|Home | About | Journals | Submit | Contact Us | Français|
As everyone knows, the philosopher Francis Bacon was one of the founders of the empirical method in the sciences. Indeed, he was almost a martyr to it, for one day he alighted from his coach to gather snow with which to stuff a dead chicken to establish whether or not refrigeration preserved animal flesh, and in so doing caught a fatal chill.
What, I wonder, is the empirical evidence that behaving as Bacon behaved predisposes to fatal infections? Certainly as a child I behaved like it all the time, for I obstinately refused to wear a coat in winter or take any notice of the holes in my shoes when walking in the rain. Perhaps it is a question of age.
When it comes to medical matters, Bacon left a list of prescriptions and their uses, and they are not evidence based, to say the least. He was a polypharmacist who didn't even see proof of efficacy as a problem.

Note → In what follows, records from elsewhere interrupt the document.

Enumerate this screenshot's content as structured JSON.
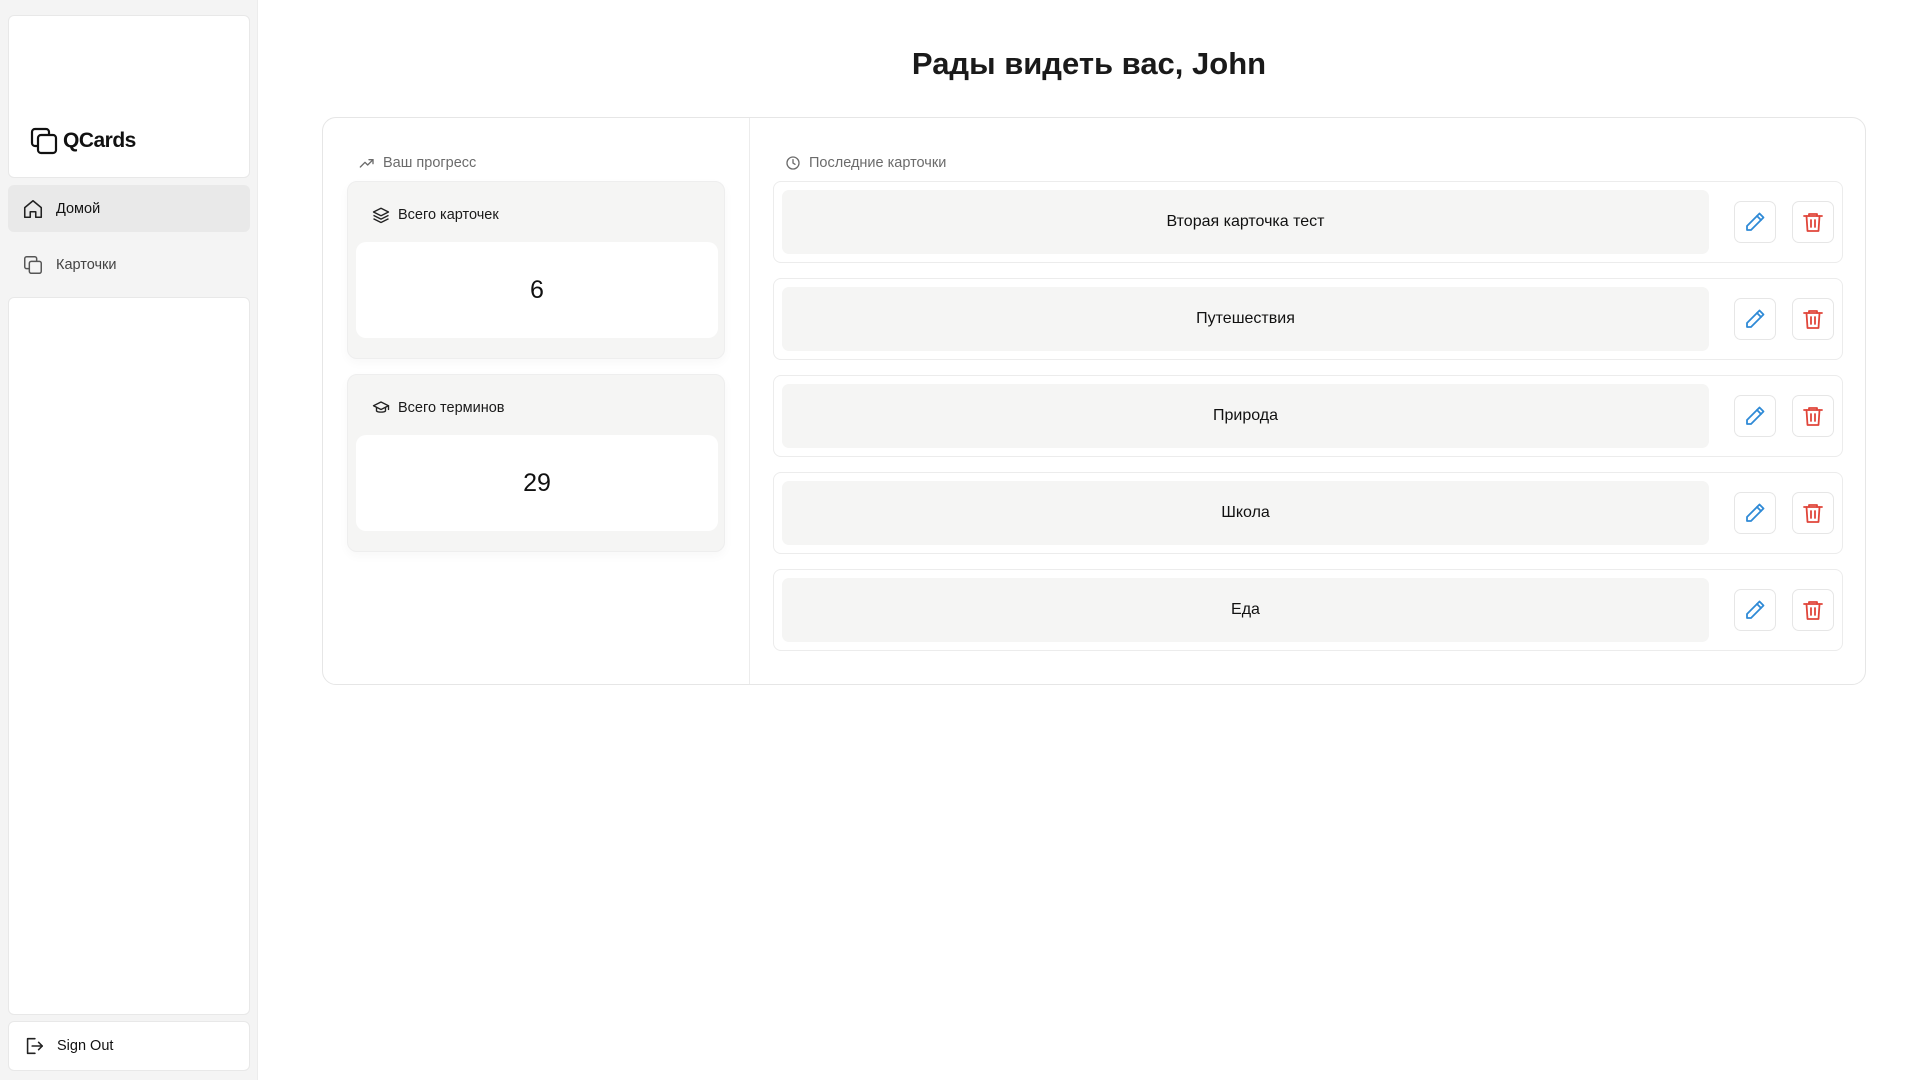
{
  "brand": {
    "name": "QCards"
  },
  "nav": {
    "items": [
      {
        "label": "Домой",
        "icon": "home-icon",
        "active": true
      },
      {
        "label": "Карточки",
        "icon": "cards-icon",
        "active": false
      }
    ],
    "sign_out": {
      "label": "Sign Out",
      "icon": "sign-out-icon"
    }
  },
  "page": {
    "title": "Рады видеть вас, John"
  },
  "progress": {
    "label": "Ваш прогресс",
    "icon": "trending-up-icon",
    "stats": [
      {
        "label": "Всего карточек",
        "value": "6",
        "icon": "layers-icon"
      },
      {
        "label": "Всего терминов",
        "value": "29",
        "icon": "graduation-cap-icon"
      }
    ]
  },
  "recent": {
    "label": "Последние карточки",
    "icon": "clock-icon",
    "cards": [
      {
        "name": "Вторая карточка тест"
      },
      {
        "name": "Путешествия"
      },
      {
        "name": "Природа"
      },
      {
        "name": "Школа"
      },
      {
        "name": "Еда"
      }
    ]
  },
  "colors": {
    "edit": "#2f8ad6",
    "delete": "#e0453a",
    "muted": "#6b6b6b"
  }
}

Here is his method of preparing what he called “grains of youth”: “Take of nitre four grains, of ambergrease three grains, of orris-powder two grains, of white poppy-seed the fourth part of a grain, of saffron half a grain, with water of orange-flowers, and a little tragacanth; make them all into small grains, four in number. To be taken at four o-clock, or going to bed.
Some of his prescriptions were rather unpleasant and messy. As a “preservative ointment” he suggests “deers suet one ounce, of myrrh six grains, of saffron five grain, of hay-salt twelve grains, of Canary wine, of two years old, a spoonful and a half.” Then comes the nasty bit: “Spread it on the inside of your shirt, and let it dry, and then put it on.”

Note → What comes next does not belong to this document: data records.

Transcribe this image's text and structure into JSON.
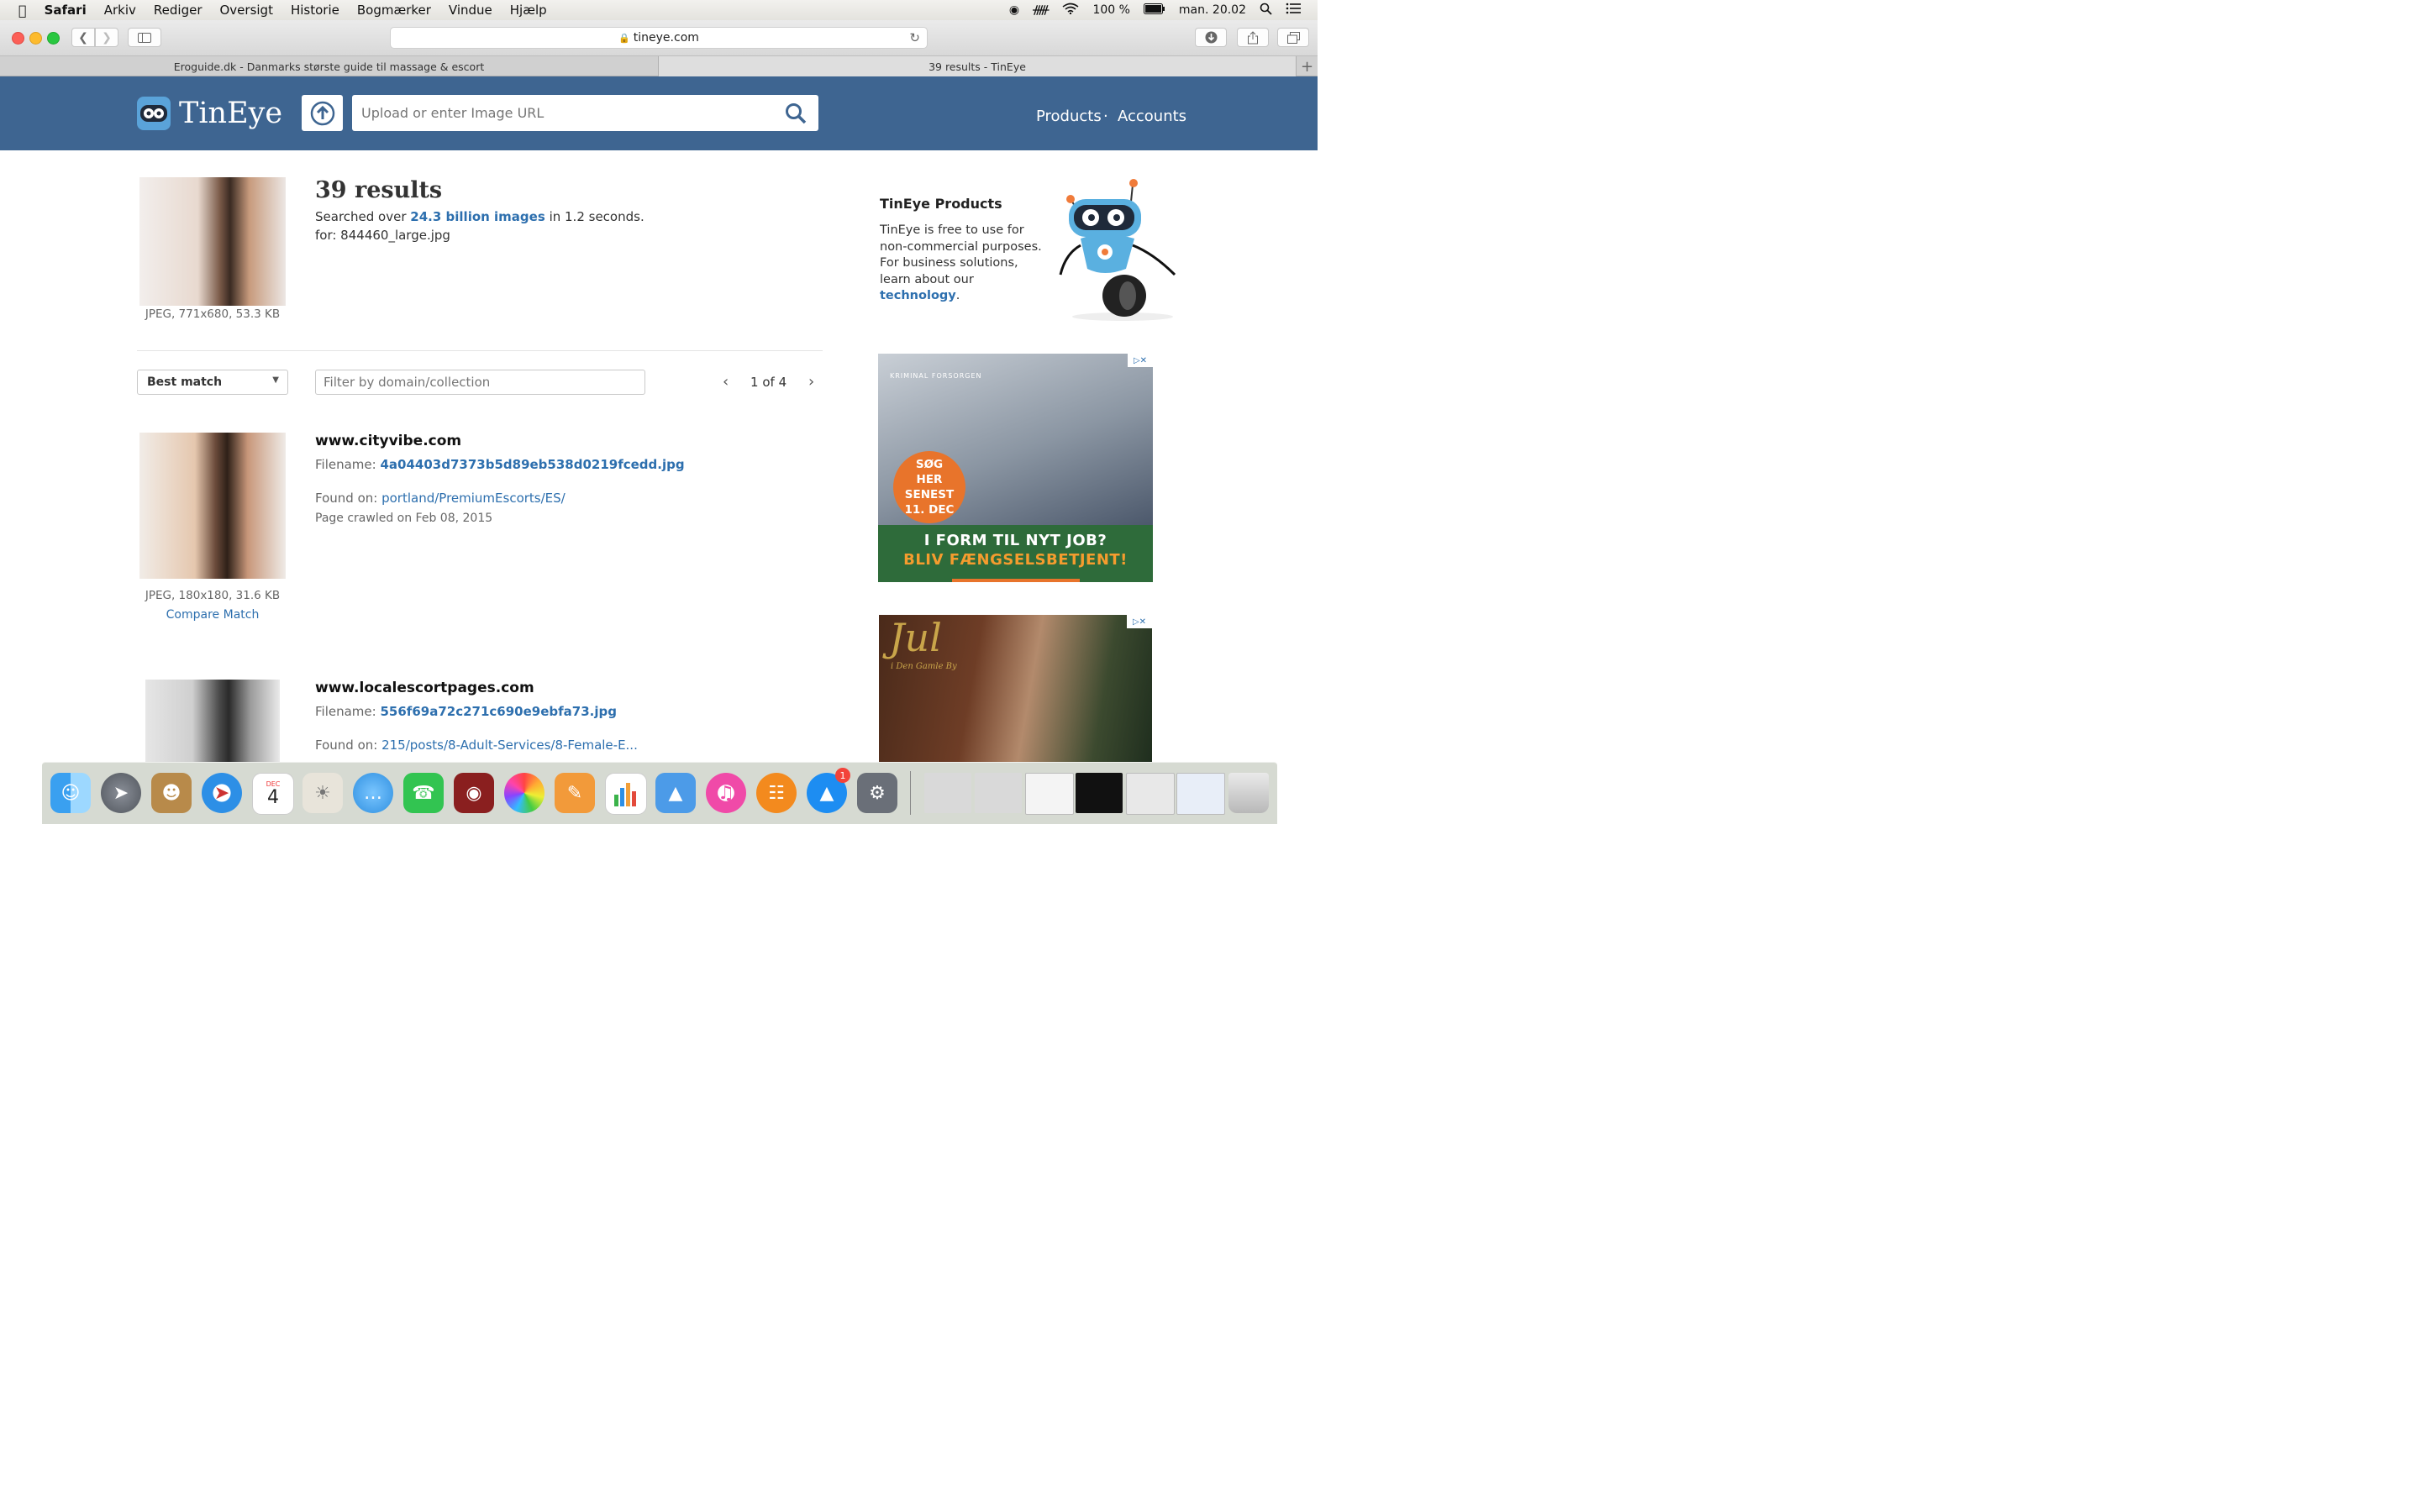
{
  "menubar": {
    "app": "Safari",
    "items": [
      "Arkiv",
      "Rediger",
      "Oversigt",
      "Historie",
      "Bogmærker",
      "Vindue",
      "Hjælp"
    ],
    "battery": "100 %",
    "clock": "man. 20.02"
  },
  "browser": {
    "url": "tineye.com",
    "tabs": [
      {
        "label": "Eroguide.dk - Danmarks største guide til massage & escort"
      },
      {
        "label": "39 results - TinEye"
      }
    ]
  },
  "header": {
    "logo_text": "TinEye",
    "search_placeholder": "Upload or enter Image URL",
    "nav": [
      "Products",
      "Accounts"
    ],
    "nav_sep": "·"
  },
  "query": {
    "image_info": "JPEG, 771x680, 53.3 KB",
    "results_title": "39 results",
    "searched_prefix": "Searched over",
    "searched_link": "24.3 billion images",
    "searched_suffix": "in 1.2 seconds.",
    "for_line": "for: 844460_large.jpg"
  },
  "controls": {
    "sort_label": "Best match",
    "filter_placeholder": "Filter by domain/collection",
    "page_current": "1",
    "page_of": "of",
    "page_total": "4"
  },
  "results": [
    {
      "domain": "www.cityvibe.com",
      "filename_label": "Filename:",
      "filename": "4a04403d7373b5d89eb538d0219fcedd.jpg",
      "found_label": "Found on:",
      "found": "portland/PremiumEscorts/ES/",
      "crawled": "Page crawled on Feb 08, 2015",
      "image_info": "JPEG, 180x180, 31.6 KB",
      "compare": "Compare Match"
    },
    {
      "domain": "www.localescortpages.com",
      "filename_label": "Filename:",
      "filename": "556f69a72c271c690e9ebfa73.jpg",
      "found_label": "Found on:",
      "found": "215/posts/8-Adult-Services/8-Female-E..."
    }
  ],
  "sidebar": {
    "title": "TinEye Products",
    "text": "TinEye is free to use for non-commercial purposes. For business solutions, learn about our",
    "link": "technology",
    "end": "."
  },
  "ads": {
    "ad1_brand": "KRIMINAL FORSORGEN",
    "ad1_badge": "SØG HER SENEST 11. DEC",
    "ad1_line1": "I FORM TIL NYT JOB?",
    "ad1_line2": "BLIV FÆNGSELSBETJENT!",
    "ad2_title": "Jul",
    "ad2_sub": "i Den Gamle By"
  },
  "dock": {
    "calendar_month": "DEC",
    "calendar_day": "4",
    "appstore_badge": "1"
  }
}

There is also Methaselem water, “against all asperity and torrefaction of inward parts, and all adustion of the blood, and generally against the dryness of age.” For what he calls “openers,” presumably of the bowels, he recommends no fewer than 69 substances, among them solution of millipedes and man's urine. As for “astringents,” which “by cherishing the strength of the parts, do comfort and confirm their retentive power,” he suggests a “stomacher of scarlet cloth or whelps, or young healthy boys, applied to the stomach.”
Sometimes even Bacon's psychology goes amiss: for example, when, in his Essay on Death, he suggests that “death is disagreeable to most citizens, because they commonly die intestate,” not wishing to tempt fate with a will.
But Bacon sometimes speaks sense on medical matters. In his Ornamenta Rationalia, for example, he says “that a sick man does ill for himself who makes his physician his heir.” As it happened, I was on a visit to Eastbourne when I read this, and one of the most celebrated medical men of that town was the late Dr Bodkin Adams. Among his patients were rich old widows who made wills in his favour, and tended not to live long afterwards. They died from, or at least with, large doses of opiates.
Strictly speaking, the career of Bodkin Adams was not illustrative of the truth of Bacon's dictum, because he was found not guilty, and rightly so: for it was not proved that he did more than he said, “easing the passing.”
Still, it would be a pretty dogmatic empiricist who demanded proof of the wisdom of Bacon's observation.
Bacon says “that a sick man does ill for himself who makes his physician his heir.”